We all love buffets and fancy feasts at hotel restaurants, but we can no longer ignore the impact of the food waste they generate.
Did you know?
In Singapore, food waste has risen by 40% over the past ten years to 809,000 tonnes in 2017, which represents around 140 kilos of food per person.
Accor, the largest operator of hotels in Singapore, has pledged to reduce its food waste by 30% in the same year that the Singapore Government launched the Year Towards Zero Waste.
“Singaporeans love their food, but we can no longer ignore the impact of food waste on the environment and continue to consume more and waste more than we need,” said Jessica Uekermann, General Manager Ibis Singapore on Bencoolen and Corporate Social Responsibility (CSR) Champion for Accor Singapore.
“At Accor, we want to offer our guests an authentic culinary experience with high-quality, healthy and sustainable food while reducing our food waste footprint."
“In an industry where waste is common, today’s restaurant operating model is no longer sustainable. Accor is taking the lead towards positive transformation in the food industry and we hope to inspire more Singaporeans to get on board to do their bit, whether it’s at home or when dining out.”
As part of its Planet 21 sustainability charter, Accor has made food waste reduction a key priority and has pledged to reduce its waste by 30% to 2021. It will do this through a number of initiatives including measuring and reporting kitchen waste; reducing quantities on buffets; educating guests, partners and staff; and providing useable food items to organisations such as The Food Bank Singapore and treatsure to ensure those in need can benefit from surplus food rather than sending it to waste. In addition, the group uses sustainable seafood and local and organic food wherever possible. As a further commitment to the environment, Accor is also one of nine founding organisations to have signed on to WWF’s PACT commitment to reducing single-use plastics in Singapore.

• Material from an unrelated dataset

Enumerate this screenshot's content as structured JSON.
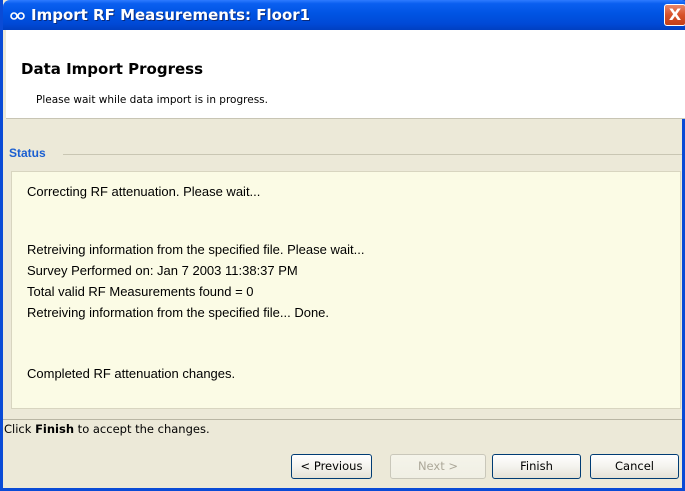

“We need people to buy or order only what they need and to recycle any extra food to disadvantaged people because the planet can’t continue with the pressure we are putting on it at the moment,” said Romy de Graaf who founded the Save the Environment Club at the Australian International School in Singapore. “Children are very aware of the impacts of climate change, but we need adults to realise that unless they change their behaviour, we are going to ruin the planet and we won’t be able to grow enough to feed everyone.”
As part of the World Earth Day celebrations, the hotel group hosted a Love Food Not Waste event at its Sofitel Singapore City Centre to show the residents of Tanjong Pagar how to give a new life to surplus ingredients.
The hotel’s Executive Chef Jean-Charles Dubois shared useful tips on how to reinvent and reuse food leftovers.
The guest speaker at the event was seven-year-old eco warrior Romy de Graaf, who shared her vision to save the earth for future generations.
Accor has 15 hotels and 50 restaurants and bars across Singapore under the Raffles, Fairmont, Sofitel, Swissotel, Novotel, Grand Mercure, Mercure and Ibis brands, and serves close to 20,000 meals per day.